Thanks Tom, nothing much to add!
The Trust can donate to anything we can justify as "relieving poverty, anywhere in the world". However, people should email me to find out whether we're willing to give to any particular charity.
Note that our charitable objects do come into conflict with donor wishes sometimes, for example we currently don't give donations unrestricted to fund Givewell's operations - as some donors have requested - as Givewell has many projects unrelated to poverty reduction.
I'll do a post here on the Trust at some point so that it gets a bit more visibility and we can be transparent to current donors. I think it's underutilised at the moment with regard to wills but also to leaving money to poverty related causes in the long term (if you think you should give later as opposed to now).
I'm George - I work for CEA as their finance manager. In the future I plan to either work directly for EA orgs or go into software. I play an unhealthy amount of board games.
I think old people just have more resources than young people, so they give less as a proportion of their resources.
Alternatively, you might think old people have had a lot of time to develop commitments to various causes, and so feel obligated to give more.
I think this kind of argument is interesting and important, but often rarely talked about.
I would be interested if you or anyone else were to make a top level post on this issue, to elaborate on your points and allow broader discussion. Failing that, does anyone have any links or book recommendations that argue things similar to this?
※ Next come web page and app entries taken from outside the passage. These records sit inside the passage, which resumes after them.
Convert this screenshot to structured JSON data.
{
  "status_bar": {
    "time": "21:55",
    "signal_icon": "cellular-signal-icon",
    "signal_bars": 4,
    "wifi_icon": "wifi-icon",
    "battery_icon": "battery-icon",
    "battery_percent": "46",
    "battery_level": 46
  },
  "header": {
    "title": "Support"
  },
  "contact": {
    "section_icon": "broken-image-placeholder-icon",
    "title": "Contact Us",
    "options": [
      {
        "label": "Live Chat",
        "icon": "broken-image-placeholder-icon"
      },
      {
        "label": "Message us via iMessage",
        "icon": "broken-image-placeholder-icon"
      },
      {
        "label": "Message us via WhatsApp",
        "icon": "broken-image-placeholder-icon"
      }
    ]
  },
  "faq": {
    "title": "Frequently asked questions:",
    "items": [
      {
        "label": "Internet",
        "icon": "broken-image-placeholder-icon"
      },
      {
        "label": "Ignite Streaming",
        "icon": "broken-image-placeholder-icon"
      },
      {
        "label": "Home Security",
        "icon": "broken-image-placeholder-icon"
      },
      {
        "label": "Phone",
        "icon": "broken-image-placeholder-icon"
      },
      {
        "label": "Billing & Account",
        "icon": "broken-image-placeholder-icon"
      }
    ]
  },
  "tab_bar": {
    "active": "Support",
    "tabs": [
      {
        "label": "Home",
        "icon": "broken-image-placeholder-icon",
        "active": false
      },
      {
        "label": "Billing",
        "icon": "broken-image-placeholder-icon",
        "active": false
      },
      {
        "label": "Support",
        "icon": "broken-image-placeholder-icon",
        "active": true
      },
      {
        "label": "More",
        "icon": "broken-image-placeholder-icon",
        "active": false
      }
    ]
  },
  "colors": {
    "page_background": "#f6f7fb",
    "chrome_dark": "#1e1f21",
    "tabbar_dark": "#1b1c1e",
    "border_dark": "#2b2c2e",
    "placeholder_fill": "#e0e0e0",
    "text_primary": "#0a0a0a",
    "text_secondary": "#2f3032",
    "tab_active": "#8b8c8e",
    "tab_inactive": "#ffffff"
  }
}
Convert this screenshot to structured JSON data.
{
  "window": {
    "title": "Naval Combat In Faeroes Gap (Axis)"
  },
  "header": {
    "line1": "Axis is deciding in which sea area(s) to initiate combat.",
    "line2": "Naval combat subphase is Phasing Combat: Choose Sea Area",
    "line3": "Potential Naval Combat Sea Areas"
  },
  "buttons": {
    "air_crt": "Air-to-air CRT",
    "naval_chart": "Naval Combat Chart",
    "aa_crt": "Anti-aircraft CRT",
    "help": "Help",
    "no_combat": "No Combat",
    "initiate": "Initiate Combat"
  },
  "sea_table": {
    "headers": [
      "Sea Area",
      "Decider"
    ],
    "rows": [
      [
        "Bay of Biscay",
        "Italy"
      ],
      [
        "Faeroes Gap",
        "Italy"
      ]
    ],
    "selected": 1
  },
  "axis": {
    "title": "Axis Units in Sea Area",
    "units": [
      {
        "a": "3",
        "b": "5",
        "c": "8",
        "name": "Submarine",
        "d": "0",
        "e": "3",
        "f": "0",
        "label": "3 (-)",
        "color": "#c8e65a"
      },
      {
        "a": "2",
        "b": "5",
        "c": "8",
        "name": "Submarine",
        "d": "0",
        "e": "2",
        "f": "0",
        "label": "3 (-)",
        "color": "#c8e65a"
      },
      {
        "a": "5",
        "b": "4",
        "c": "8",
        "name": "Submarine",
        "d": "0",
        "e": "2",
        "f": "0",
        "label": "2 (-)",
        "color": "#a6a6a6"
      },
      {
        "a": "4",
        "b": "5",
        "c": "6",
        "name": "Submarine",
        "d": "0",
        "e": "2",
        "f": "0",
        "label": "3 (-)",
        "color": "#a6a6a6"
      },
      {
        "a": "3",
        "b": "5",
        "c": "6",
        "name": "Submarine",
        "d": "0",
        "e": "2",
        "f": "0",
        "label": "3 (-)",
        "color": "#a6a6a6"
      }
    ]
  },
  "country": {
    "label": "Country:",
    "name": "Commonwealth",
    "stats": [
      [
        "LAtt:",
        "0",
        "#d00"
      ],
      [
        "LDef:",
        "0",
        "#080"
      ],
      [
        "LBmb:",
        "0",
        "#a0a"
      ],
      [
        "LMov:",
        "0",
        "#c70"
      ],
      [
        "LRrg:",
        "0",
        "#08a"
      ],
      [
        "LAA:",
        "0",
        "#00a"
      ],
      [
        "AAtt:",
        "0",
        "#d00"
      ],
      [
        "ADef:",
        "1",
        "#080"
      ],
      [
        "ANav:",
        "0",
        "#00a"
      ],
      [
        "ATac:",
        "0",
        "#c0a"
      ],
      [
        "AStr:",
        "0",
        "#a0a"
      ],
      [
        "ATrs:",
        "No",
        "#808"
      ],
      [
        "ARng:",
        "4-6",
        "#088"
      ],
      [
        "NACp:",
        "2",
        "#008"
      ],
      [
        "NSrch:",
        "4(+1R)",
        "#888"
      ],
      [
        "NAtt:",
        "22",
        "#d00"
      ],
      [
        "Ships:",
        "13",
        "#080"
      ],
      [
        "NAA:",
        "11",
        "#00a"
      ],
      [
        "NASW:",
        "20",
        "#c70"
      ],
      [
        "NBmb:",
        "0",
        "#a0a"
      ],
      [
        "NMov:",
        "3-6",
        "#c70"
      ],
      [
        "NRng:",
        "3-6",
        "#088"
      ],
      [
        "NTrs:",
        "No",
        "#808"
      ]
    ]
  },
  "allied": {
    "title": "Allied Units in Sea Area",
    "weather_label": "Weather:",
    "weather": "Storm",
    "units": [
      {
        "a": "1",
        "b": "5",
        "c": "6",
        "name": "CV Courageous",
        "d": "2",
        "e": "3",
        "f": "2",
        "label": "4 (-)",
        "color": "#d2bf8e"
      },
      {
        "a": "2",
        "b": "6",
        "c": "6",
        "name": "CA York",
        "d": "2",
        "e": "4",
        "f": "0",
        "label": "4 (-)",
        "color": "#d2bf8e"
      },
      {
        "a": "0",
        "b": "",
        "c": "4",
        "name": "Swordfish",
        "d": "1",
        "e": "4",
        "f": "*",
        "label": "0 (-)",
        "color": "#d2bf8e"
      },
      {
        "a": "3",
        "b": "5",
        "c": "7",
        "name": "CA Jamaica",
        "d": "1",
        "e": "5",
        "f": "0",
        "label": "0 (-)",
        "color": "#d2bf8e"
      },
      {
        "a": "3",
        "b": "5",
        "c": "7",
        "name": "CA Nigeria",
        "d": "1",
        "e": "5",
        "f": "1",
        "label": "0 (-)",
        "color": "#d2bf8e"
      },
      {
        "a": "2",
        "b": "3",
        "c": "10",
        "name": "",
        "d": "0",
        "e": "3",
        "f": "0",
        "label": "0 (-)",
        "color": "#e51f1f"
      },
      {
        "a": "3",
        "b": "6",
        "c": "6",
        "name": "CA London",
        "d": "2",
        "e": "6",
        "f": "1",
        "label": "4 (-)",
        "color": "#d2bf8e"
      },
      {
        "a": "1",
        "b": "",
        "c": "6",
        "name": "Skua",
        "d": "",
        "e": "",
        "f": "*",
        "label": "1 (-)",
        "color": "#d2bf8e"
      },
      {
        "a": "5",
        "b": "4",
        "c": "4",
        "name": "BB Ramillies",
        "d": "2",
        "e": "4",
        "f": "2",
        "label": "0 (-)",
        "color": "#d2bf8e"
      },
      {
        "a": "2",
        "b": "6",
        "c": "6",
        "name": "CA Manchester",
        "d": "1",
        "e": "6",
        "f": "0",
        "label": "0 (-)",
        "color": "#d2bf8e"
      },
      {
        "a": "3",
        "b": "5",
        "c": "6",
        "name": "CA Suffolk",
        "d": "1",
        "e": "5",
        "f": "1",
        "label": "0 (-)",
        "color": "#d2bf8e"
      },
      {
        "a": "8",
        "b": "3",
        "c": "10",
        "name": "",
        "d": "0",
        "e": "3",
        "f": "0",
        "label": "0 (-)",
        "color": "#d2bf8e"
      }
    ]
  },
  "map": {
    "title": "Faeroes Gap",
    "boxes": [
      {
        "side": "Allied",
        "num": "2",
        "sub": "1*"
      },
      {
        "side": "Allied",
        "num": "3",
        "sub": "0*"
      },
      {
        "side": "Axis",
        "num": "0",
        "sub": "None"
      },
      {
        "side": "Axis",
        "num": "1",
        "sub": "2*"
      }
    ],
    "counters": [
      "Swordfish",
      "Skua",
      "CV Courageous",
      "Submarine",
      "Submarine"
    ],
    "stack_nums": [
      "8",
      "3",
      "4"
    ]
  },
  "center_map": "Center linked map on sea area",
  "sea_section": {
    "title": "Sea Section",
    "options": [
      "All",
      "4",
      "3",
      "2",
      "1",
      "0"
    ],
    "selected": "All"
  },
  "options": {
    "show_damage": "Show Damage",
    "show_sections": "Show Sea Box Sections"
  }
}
Have there been movements broadly like EA before? What happened to them? More generally, why have these ideas become so popular now as opposed to a few decades ago?
Thanks for making this Ryan, I love it already!